Herod thought his goals were noble and lofty. He was wrong. It was not worth the lives of all those innocents to keep his power. It didn’t work either. He missed his target, and was powerless to stop the decay of his rule and his health. One commentary said it could have been as short as a few months after Joseph and Mary took Jesus and fled before Herod died and Joseph was given the go ahead to return. His sacrifice of others was in vain. His goals even if he had the power to make them happen, they were temporary. They were fleeting. And in the process of pursuing his own ends, he sacrificed anything that would have made a difference for eternity.

Certainly the goal of Mary and Joseph were pure and correct. Their sacrifice was justified. It was the sacrifice requested and required of them by God. They left everything to carry out his command to protect Jesus and leave the country. And when it was safe, they did it again to bring him home. They were obedient. And Jesus was obedient. The Bible tells us he was obedient even unto death, even death on a cross. Their sacrifice made a difference for eternity, not just for their own souls, but the souls of all who would come after them and believe.

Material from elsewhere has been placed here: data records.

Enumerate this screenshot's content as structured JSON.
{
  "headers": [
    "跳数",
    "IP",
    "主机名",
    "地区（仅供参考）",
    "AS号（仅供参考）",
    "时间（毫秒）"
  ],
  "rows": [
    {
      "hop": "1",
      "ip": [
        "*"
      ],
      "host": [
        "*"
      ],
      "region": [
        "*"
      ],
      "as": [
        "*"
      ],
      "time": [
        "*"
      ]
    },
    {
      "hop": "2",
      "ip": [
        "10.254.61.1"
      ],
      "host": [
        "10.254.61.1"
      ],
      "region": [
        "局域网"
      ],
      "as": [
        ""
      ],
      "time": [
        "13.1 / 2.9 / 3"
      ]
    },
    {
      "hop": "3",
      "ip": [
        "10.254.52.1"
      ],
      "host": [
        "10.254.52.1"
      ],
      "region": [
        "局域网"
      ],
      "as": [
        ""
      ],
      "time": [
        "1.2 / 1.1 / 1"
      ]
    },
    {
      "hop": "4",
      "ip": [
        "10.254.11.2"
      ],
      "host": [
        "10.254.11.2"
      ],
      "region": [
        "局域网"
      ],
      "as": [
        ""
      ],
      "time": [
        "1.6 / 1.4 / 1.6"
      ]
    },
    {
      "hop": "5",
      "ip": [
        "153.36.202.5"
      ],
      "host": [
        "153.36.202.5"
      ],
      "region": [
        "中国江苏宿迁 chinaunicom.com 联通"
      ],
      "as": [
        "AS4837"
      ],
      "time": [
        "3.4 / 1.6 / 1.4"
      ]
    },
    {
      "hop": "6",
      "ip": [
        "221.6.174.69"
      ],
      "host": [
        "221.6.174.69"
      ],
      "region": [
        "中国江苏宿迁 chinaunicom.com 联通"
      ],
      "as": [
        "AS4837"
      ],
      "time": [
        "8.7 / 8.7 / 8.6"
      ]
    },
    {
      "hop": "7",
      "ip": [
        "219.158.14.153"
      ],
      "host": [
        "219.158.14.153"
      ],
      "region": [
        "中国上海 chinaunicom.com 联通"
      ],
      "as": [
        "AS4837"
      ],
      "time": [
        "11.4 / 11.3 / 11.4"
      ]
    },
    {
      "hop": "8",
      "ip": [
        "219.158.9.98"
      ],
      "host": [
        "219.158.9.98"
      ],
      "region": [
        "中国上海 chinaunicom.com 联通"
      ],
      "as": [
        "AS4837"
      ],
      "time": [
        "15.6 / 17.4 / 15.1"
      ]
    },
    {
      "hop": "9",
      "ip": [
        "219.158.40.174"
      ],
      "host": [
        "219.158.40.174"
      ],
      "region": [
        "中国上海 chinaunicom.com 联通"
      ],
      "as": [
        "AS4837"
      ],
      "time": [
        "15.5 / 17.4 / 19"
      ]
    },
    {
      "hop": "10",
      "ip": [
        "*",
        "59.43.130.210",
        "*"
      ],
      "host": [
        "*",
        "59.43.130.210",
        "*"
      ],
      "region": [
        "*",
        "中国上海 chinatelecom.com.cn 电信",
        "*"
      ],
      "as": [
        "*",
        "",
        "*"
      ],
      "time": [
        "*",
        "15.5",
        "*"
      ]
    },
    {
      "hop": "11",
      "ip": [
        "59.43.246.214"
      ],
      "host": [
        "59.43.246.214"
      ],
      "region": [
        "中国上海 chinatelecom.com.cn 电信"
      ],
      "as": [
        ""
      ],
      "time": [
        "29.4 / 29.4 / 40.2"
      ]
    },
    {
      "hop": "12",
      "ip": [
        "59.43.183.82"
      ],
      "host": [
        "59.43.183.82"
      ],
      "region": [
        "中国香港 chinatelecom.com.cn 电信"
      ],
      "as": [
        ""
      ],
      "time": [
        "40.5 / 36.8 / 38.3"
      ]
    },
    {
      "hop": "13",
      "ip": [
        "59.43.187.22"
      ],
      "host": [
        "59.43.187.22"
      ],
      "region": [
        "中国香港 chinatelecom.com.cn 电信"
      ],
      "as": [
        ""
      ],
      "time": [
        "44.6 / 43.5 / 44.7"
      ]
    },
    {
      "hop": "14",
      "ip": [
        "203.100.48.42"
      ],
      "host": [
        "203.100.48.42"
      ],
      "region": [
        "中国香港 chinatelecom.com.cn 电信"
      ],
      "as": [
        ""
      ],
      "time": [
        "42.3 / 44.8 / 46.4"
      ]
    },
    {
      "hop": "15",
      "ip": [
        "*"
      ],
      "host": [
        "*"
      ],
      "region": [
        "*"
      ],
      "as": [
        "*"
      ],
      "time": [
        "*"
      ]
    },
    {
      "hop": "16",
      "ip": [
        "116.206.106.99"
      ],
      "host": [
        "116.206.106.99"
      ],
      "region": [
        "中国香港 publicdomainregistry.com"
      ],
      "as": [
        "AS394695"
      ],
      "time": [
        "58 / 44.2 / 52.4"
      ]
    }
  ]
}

Their goal was worthy, their sacrifice was noble, and that is what God calls each of us to as well. He calls us to have his priorities, his goals. Sometimes like the wise men, our personal goals have to be changed in order to accomplish God’s goals. Sometimes like Herod, people make choices to sacrifice others to their own personal gain. Maybe we are those people, and we don’t even know it. How often do we sacrifice our families to pursue wealth? How often do we sacrifice other people’s well-being because it is inconvenient for us to help? How often do we sacrifice the speed limit to be a little less late? Anytime we sacrifice the eternal for the temporary, we are putting ourselves in the same boat with Herod. Whenever we sacrifice the temporary for the eternal, we build the kingdom.

When we sacrifice for a goal, we need to be sure that the goal is worthy of the sacrifice. Whenever our goals are eternal, we can be confident that giving up everything is not too great a sacrifice. If our goals are earthly, we have to ask if they are worthy of any sacrifice at all. People routinely sacrifice their health for vanity; their children for status in their profession; their marriages for pleasure in the moment; and their souls because they are simply too busy.

As followers of Christ, we need to be different. Let us be those who will sacrifice the temporary for the things that last. Let us be the ones who sacrifice vanity for health; earthly status for the health of our children and families; momentary pleasure for the joy of long and healthy marriages; and our busy schedules so that we can nurture the greatest relationship of all—the one that is freely offered to us by the creator of the universe and the savior of the world.

Jim Elliot, a missionary pilot who gave his life to reach the lost wrote in his journal “He is no fool who gives what he cannot keep to gain that which he cannot loose.” If we could only let go of the temporary, think of the heavenly gain that would abound.